### [Task directions]
Report each line of the listing below that holds "icon".

### [Input for this task]
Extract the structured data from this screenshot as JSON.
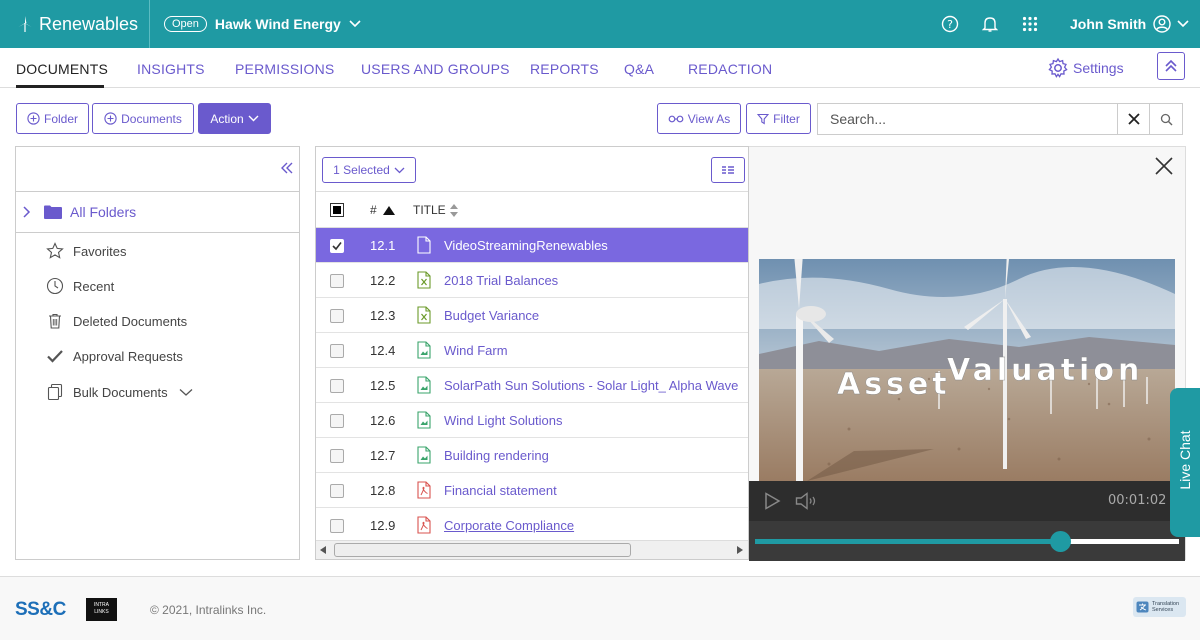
{
  "topbar": {
    "brand": "Renewables",
    "workspace_status": "Open",
    "workspace_name": "Hawk Wind Energy",
    "user_name": "John Smith",
    "color": "#1f9aa3"
  },
  "nav": {
    "tabs": [
      {
        "label": "DOCUMENTS",
        "active": true
      },
      {
        "label": "INSIGHTS"
      },
      {
        "label": "PERMISSIONS"
      },
      {
        "label": "USERS AND GROUPS"
      },
      {
        "label": "REPORTS"
      },
      {
        "label": "Q&A"
      },
      {
        "label": "REDACTION"
      }
    ],
    "settings_label": "Settings",
    "accent": "#6a5acd"
  },
  "toolbar": {
    "folder_label": "Folder",
    "documents_label": "Documents",
    "action_label": "Action",
    "view_as_label": "View As",
    "filter_label": "Filter",
    "search_placeholder": "Search..."
  },
  "left_panel": {
    "all_folders": "All Folders",
    "items": [
      {
        "label": "Favorites",
        "icon": "star-icon"
      },
      {
        "label": "Recent",
        "icon": "clock-icon"
      },
      {
        "label": "Deleted Documents",
        "icon": "trash-icon"
      },
      {
        "label": "Approval Requests",
        "icon": "check-icon"
      },
      {
        "label": "Bulk Documents",
        "icon": "documents-icon"
      }
    ]
  },
  "documents": {
    "selected_label": "1 Selected",
    "col_number": "#",
    "col_title": "TITLE",
    "rows": [
      {
        "num": "12.1",
        "title": "VideoStreamingRenewables",
        "type": "video",
        "selected": true
      },
      {
        "num": "12.2",
        "title": "2018 Trial Balances",
        "type": "excel"
      },
      {
        "num": "12.3",
        "title": "Budget Variance",
        "type": "excel"
      },
      {
        "num": "12.4",
        "title": "Wind Farm",
        "type": "image"
      },
      {
        "num": "12.5",
        "title": "SolarPath Sun Solutions - Solar Light_ Alpha Wave",
        "type": "image"
      },
      {
        "num": "12.6",
        "title": "Wind Light Solutions",
        "type": "image"
      },
      {
        "num": "12.7",
        "title": "Building rendering",
        "type": "image"
      },
      {
        "num": "12.8",
        "title": "Financial statement",
        "type": "pdf"
      },
      {
        "num": "12.9",
        "title": "Corporate Compliance",
        "type": "pdf"
      }
    ]
  },
  "preview": {
    "overlay_word_1": "Asset",
    "overlay_word_2": "Valuation",
    "time": "00:01:02",
    "progress": 0.72
  },
  "live_chat": "Live Chat",
  "footer": {
    "logo": "SS&C",
    "intralinks": "INTRA LINKS",
    "copyright": "© 2021, Intralinks Inc.",
    "translation": "Translation Services"
  }
}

### [Result for this task]
        "icon": "star-icon"
        "icon": "clock-icon"
        "icon": "trash-icon"
        "icon": "check-icon"
        "icon": "documents-icon"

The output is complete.